Successful innovation is not just about getting some smart people in a room, switching on the coffee machine and handing out the whiteboard markers and staying there until the ideas have finished flowing. Having smart people and coffee can certainly help, but true innovation requires more than that. It requires process and methodology supporting the aspirations of transformation. Organisations today are realising that innovation can take many forms and needs more than people, coffee and pens!

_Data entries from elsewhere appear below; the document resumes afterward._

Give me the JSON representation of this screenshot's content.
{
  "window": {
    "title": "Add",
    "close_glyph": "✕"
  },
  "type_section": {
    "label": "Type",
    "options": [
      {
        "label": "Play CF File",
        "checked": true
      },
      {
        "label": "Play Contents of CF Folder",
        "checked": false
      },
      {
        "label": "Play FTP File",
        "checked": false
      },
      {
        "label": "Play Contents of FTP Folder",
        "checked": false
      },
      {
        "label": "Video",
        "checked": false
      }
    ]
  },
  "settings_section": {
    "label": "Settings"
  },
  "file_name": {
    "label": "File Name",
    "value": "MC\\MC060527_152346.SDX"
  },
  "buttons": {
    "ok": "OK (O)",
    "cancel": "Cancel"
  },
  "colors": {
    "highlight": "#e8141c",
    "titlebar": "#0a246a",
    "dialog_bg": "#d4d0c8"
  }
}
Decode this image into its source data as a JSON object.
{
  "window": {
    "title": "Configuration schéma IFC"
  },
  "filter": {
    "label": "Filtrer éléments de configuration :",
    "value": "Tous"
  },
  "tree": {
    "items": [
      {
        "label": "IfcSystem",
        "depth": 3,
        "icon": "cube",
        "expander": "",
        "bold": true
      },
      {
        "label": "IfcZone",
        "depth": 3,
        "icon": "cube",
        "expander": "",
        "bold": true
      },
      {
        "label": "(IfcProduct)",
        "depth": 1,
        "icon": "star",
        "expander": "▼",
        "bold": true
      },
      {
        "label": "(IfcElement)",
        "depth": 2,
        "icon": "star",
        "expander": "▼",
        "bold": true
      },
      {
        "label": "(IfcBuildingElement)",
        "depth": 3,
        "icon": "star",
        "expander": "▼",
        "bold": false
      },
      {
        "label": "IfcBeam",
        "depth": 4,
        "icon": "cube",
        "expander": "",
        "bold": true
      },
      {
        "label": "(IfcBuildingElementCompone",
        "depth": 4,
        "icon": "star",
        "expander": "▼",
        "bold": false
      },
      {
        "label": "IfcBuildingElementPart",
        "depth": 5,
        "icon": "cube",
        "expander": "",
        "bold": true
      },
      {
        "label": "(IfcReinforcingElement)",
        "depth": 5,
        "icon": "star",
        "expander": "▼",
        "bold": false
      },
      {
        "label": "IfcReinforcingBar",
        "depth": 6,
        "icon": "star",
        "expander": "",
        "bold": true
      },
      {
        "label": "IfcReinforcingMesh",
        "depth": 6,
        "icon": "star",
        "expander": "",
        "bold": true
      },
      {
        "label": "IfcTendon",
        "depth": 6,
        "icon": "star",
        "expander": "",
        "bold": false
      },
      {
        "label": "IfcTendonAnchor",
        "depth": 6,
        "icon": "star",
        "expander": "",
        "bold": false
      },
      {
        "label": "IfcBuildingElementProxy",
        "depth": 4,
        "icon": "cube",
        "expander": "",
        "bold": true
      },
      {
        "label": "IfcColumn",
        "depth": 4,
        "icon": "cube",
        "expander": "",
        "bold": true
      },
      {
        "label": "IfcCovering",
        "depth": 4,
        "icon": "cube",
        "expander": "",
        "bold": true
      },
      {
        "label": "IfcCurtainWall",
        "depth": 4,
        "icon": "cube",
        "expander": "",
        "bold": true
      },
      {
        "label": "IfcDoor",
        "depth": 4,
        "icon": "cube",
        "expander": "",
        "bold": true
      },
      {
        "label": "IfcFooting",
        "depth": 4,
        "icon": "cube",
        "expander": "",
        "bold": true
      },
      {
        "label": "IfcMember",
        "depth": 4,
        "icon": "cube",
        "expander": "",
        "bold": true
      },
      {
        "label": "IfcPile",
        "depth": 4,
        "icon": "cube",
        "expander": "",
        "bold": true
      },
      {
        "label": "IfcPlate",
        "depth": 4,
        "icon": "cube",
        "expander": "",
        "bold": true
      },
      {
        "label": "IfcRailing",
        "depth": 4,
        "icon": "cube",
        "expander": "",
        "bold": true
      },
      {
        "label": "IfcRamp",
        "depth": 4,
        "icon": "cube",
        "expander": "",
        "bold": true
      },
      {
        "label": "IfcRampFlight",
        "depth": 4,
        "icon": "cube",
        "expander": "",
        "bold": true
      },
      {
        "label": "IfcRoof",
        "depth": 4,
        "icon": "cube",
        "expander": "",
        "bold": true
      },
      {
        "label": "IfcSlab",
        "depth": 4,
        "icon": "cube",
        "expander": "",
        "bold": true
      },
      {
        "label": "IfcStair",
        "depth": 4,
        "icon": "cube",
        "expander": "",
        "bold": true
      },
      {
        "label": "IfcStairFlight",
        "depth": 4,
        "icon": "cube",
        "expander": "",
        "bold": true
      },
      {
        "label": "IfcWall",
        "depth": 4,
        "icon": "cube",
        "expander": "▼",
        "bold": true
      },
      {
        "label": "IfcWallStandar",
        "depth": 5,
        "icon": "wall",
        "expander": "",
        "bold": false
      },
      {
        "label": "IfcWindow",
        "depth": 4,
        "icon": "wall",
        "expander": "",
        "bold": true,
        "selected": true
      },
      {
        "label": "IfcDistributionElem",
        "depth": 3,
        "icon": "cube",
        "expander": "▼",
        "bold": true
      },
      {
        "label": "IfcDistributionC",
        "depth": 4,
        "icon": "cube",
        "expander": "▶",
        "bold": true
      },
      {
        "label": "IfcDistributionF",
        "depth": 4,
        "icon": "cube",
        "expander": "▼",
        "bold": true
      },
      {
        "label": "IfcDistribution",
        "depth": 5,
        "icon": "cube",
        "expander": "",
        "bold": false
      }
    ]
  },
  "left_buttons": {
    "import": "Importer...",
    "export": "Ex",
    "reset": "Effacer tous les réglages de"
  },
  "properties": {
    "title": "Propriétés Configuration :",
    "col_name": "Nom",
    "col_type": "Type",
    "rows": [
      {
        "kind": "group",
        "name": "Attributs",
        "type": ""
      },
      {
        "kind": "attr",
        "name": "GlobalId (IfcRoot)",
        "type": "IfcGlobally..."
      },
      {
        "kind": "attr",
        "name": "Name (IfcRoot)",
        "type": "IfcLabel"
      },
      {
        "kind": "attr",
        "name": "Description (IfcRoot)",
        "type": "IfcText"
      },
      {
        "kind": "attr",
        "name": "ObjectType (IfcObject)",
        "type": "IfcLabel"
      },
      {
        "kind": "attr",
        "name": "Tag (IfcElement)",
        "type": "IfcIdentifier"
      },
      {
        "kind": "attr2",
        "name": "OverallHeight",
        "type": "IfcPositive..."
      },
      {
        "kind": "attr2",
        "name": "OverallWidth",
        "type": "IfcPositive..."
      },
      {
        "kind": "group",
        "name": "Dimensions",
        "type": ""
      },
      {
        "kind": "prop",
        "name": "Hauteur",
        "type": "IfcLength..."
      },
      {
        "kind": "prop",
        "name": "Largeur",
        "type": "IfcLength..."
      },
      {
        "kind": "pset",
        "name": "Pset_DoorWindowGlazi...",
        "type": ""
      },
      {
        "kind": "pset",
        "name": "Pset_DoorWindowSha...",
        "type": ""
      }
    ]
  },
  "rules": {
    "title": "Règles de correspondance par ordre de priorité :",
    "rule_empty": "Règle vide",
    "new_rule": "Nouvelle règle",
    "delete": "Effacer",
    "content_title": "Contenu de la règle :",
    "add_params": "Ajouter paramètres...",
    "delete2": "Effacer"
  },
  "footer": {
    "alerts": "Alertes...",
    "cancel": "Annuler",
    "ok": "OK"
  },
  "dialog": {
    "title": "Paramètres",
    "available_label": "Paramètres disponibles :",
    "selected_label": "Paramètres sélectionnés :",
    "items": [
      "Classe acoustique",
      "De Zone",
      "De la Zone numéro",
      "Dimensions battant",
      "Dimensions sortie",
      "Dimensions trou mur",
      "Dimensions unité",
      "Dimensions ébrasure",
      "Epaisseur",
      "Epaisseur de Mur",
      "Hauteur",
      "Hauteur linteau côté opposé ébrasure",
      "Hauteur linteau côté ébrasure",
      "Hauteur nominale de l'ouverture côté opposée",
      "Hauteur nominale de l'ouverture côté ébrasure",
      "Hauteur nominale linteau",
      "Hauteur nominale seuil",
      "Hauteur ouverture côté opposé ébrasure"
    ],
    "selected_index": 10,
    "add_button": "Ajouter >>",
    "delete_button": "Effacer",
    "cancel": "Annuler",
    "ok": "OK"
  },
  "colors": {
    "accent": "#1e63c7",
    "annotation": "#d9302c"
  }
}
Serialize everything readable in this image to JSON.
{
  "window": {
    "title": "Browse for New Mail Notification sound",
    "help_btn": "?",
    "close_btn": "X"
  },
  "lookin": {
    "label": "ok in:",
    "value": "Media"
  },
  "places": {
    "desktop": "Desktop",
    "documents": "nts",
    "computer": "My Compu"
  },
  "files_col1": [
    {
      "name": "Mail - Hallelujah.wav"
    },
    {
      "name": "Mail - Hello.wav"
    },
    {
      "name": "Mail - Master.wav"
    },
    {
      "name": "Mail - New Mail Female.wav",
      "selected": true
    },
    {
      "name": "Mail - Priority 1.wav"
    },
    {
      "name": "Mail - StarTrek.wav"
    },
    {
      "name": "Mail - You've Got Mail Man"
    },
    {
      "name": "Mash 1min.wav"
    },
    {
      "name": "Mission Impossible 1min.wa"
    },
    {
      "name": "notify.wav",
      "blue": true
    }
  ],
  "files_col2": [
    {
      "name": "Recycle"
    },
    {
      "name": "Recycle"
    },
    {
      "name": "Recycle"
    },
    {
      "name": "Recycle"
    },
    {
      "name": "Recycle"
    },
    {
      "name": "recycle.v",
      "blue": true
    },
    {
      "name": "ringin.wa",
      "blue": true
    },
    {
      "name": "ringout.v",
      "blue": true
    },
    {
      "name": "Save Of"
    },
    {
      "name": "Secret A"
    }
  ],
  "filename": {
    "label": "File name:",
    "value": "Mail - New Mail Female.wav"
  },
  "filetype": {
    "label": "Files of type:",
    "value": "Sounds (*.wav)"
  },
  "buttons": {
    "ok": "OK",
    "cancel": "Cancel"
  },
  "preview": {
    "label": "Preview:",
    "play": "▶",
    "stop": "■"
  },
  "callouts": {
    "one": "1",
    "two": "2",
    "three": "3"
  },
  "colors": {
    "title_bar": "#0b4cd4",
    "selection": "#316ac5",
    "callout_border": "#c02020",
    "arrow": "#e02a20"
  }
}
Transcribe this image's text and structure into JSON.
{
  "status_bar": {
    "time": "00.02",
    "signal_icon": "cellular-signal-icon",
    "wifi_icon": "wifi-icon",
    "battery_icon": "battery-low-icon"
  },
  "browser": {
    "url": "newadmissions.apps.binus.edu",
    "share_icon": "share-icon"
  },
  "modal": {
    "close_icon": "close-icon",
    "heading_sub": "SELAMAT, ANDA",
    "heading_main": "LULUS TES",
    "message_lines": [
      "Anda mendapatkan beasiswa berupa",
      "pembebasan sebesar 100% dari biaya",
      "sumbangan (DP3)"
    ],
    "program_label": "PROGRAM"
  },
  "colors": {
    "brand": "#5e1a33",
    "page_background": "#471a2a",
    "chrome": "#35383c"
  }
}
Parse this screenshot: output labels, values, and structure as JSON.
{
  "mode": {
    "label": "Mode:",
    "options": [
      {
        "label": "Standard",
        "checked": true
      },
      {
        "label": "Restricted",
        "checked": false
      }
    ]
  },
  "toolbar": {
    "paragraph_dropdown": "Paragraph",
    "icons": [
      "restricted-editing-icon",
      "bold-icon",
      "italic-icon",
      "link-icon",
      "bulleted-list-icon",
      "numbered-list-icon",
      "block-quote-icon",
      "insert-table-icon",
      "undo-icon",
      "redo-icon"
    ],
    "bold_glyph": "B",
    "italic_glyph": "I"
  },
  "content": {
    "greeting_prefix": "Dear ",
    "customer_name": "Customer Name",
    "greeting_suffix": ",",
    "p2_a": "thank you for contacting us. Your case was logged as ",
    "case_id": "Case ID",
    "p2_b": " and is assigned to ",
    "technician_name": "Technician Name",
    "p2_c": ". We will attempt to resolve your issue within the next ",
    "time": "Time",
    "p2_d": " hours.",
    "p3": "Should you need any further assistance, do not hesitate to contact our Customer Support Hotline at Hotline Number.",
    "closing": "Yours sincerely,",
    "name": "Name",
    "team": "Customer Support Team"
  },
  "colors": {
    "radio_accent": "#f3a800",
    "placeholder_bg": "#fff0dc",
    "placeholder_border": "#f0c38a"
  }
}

McKinsey’s Three Horizons framework introduced in 2000 was seen as a breakthrough, describing innovation on three horizons; continuous innovation to the company’s existing business model, extension of the existing business model into new customers and markets and; the creation of new capabilities and new business to respond to disruptive opportunities. But the flaw was misunderstanding the profound nature of digital transformation and the speed of change. The approach was time bound, suggesting that each horizon has a set period of time assigned to it. For example, continuous innovation ideas had to be implemented with three to six months, whilst new business models happened over a two-year horizon. This time-based definition made sense in the 20th century when new disruptive ideas took years to research, engineer, and deliver. That’s no longer true in the 21st century - and leadership hasn’t gotten the memo.
Time is always our enemy, so a new framework that allows all ideas at all levels to be explored and collaborated on but with a principle of fail fast and fail cheap needs to be employed.
smartcrowds® Innovation Management Framework® does just that. Using techniques that use stimulus in divergent scenarios and embracing gut feel principles, a number of validation processes are used to identify and confirm or remove death threats – the things that would kill the idea immediately if the hypothesis were true. If the death threat findings are true, the idea is quickly dropped, and the next best idea is then selected - and so on until a workable idea is found. Noting that death threats can and should be identified at various stages of the idea evolution. Workable ideas are taken forward to final assessment before project plans and actions are assigned - hopefully to full rollout and profitable outcomes.
If innovation is to help your business grow and improve its competitiveness, it is also important to plan the innovation carefully. Though some ideas may just "fall from the sky" or "come out of the blue", an organisation should also have a strategic vision of how the business and the enterprise should develop using a tried and tested methodology. Removing time bound horizon modelling utilising the Innovation Management Framework® in conjunction with smartcrowds® Enterprise Innovation Management platform will help you turn more ideas into more outcomes, more of the time.